NASA | GSFC | STScI | HubbleSite | 2022 Dec 06
Peeking out from behind the glare of a bright foreground star, astronomers have uncovered the most extraordinary example yet of a nearby galaxy with characteristics that are more like galaxies in the distant, early universe. Only 1,200 light-years across, the tiny galaxy HIPASS J1131–31 has been nicknamed "Peekaboo" because of its emergence in the past 50-100 years from behind the fast-moving star that was obscuring astronomers' ability to detect it."Peekaboo" Dwarf Galaxy HIPASS J1131–31
Science: NASA, ESA, Igor Karachentsev (SAO RAS)
Image Processing: Alyssa Pagan (STScI)
The discovery is a combined effort of telescopes on the ground and in space, including confirmation by NASA's Hubble Space Telescope. Together the research shows tantalizing evidence that the Peekaboo Galaxy is the nearest example of the galaxy formation processes that commonly took place not long after the big bang, 13.8 billion years ago. ...

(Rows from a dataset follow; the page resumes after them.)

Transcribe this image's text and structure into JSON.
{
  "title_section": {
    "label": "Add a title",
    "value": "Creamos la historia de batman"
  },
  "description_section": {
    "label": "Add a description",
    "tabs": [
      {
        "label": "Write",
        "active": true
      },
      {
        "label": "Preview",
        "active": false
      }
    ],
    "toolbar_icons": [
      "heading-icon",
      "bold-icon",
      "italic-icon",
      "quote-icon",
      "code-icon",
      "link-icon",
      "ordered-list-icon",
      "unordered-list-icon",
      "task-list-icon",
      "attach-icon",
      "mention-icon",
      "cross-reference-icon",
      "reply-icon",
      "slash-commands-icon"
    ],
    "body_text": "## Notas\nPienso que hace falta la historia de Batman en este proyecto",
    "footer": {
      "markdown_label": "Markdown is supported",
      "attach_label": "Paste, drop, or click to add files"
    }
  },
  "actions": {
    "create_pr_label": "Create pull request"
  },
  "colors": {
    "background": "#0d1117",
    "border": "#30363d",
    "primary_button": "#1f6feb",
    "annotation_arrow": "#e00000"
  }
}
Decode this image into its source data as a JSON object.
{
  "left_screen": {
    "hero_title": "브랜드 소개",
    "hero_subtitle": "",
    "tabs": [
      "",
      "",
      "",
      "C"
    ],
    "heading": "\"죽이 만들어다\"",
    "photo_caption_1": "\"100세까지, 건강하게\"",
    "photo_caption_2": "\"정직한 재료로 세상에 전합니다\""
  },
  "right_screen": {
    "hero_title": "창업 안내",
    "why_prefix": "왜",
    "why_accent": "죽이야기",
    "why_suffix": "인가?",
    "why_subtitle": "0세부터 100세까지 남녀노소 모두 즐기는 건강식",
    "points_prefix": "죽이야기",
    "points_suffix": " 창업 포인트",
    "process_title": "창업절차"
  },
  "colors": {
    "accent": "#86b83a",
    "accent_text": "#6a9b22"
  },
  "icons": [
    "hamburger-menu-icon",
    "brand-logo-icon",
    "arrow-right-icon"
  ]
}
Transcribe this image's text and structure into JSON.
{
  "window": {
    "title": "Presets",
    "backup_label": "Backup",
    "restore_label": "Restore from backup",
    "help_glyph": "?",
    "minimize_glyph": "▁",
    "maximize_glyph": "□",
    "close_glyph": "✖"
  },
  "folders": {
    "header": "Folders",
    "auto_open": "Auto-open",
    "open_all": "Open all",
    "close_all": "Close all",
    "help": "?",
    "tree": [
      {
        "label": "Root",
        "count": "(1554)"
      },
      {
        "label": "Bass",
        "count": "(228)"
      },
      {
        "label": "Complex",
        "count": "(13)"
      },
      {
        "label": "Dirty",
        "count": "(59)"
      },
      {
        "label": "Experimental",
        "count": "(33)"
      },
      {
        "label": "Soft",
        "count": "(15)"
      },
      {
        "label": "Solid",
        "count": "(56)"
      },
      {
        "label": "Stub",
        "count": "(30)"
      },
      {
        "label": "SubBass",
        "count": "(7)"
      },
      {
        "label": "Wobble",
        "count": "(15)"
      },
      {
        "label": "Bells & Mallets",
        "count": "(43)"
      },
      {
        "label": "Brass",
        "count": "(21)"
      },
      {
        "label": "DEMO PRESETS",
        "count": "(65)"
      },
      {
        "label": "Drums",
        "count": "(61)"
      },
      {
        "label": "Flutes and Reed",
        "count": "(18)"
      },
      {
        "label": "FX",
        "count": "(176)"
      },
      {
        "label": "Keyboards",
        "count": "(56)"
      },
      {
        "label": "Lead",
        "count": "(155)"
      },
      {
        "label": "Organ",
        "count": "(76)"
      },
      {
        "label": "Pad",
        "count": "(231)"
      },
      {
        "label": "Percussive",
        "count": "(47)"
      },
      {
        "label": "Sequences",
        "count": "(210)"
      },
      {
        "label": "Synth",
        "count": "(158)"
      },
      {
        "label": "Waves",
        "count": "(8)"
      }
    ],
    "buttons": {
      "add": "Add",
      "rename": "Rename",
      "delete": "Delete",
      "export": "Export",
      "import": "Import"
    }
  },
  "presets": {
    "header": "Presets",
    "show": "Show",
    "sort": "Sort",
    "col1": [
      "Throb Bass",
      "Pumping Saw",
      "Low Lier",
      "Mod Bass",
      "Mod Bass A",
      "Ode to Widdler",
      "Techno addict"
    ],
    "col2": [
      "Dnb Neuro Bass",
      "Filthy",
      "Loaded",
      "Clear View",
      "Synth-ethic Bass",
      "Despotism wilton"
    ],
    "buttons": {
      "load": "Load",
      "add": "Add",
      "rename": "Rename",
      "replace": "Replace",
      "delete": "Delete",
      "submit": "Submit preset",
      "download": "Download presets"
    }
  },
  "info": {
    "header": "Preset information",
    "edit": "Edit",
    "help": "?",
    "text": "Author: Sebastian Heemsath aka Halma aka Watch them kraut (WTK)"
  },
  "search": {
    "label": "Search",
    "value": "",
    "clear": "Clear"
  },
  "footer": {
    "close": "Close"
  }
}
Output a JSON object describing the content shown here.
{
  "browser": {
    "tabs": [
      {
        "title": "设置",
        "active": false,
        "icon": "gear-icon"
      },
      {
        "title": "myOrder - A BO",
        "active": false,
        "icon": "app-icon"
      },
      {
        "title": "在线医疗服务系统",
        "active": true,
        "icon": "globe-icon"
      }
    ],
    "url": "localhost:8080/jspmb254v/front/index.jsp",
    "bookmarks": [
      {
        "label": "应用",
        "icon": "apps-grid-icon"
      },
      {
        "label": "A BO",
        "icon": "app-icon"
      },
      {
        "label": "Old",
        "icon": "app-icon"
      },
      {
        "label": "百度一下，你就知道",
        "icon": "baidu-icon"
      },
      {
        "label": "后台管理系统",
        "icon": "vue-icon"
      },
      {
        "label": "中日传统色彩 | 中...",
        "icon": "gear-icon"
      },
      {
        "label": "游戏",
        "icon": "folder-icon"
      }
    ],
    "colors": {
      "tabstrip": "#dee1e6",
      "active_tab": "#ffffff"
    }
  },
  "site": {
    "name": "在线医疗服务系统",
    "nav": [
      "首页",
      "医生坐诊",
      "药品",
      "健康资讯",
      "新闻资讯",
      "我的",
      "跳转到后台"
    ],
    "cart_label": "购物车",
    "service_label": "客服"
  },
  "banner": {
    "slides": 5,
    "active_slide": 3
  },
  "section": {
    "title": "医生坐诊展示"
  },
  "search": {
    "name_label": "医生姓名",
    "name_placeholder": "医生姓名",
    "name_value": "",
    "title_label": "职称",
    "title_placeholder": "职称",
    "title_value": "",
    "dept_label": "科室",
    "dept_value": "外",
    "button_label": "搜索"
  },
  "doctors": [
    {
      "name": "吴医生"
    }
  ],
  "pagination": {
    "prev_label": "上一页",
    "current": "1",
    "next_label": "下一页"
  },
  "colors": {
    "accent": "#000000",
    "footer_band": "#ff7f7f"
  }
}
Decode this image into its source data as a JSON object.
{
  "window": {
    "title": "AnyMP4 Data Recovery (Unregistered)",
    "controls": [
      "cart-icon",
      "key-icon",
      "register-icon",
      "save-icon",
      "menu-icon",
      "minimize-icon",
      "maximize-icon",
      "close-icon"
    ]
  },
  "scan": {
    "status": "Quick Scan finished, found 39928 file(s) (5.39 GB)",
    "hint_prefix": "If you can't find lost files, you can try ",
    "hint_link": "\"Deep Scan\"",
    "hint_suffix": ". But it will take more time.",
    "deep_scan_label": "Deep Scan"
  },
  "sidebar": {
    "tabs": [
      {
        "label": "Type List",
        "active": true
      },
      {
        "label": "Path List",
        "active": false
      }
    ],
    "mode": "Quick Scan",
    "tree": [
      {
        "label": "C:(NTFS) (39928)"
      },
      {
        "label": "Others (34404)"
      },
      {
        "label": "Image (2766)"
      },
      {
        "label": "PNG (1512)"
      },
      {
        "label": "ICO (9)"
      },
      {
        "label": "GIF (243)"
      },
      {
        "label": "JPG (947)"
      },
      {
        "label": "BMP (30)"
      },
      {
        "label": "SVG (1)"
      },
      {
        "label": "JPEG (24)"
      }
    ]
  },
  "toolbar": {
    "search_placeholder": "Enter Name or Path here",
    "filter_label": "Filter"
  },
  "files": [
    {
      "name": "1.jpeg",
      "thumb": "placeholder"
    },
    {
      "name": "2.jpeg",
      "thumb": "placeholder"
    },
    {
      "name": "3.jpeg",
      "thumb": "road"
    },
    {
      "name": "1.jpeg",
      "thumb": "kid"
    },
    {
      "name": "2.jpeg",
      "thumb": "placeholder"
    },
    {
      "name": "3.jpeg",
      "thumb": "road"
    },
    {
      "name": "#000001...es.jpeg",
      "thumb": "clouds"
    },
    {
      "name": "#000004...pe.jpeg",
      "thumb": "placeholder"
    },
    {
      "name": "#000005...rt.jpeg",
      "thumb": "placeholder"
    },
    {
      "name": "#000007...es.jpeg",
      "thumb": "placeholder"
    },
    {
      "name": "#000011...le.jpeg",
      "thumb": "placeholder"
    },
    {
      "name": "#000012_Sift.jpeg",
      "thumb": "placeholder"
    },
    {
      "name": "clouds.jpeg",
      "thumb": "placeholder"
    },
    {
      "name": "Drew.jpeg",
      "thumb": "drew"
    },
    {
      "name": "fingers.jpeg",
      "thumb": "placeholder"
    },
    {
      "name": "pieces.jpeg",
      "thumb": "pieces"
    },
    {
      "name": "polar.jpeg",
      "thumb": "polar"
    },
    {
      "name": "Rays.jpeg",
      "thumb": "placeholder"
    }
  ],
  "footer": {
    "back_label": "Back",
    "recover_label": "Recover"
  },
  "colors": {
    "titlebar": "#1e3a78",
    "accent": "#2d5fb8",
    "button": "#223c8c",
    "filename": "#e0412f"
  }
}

Astronomers describe galaxies like Peekaboo as "extremely metal-poor" (XMP). In astronomy, "metals" refers to all elements heavier than hydrogen and helium. The very early universe was almost entirely made up of primordial hydrogen and helium, elements forged in the big bang. Heavier elements were forged by stars over the course of cosmic history, building up to the generally metal-rich universe humans find ourselves in today. Life as we know it is made from heavier element "building blocks" like carbon, oxygen, iron, and calcium.
While the universe's earliest galaxies were XMP by default, similarly metal-poor galaxies have also been found in the local universe. Peekaboo caught astronomers' attention because, not only is it an XMP galaxy without a substantial older stellar population, but at only 20 million light-years from Earth it is located at least half the distance of the previously known young XMP galaxies. ...
Peekaboo: The Extremely Metal Poor Dwarf Galaxy HIPASS J1131-31 ~ I D Karachentsev et al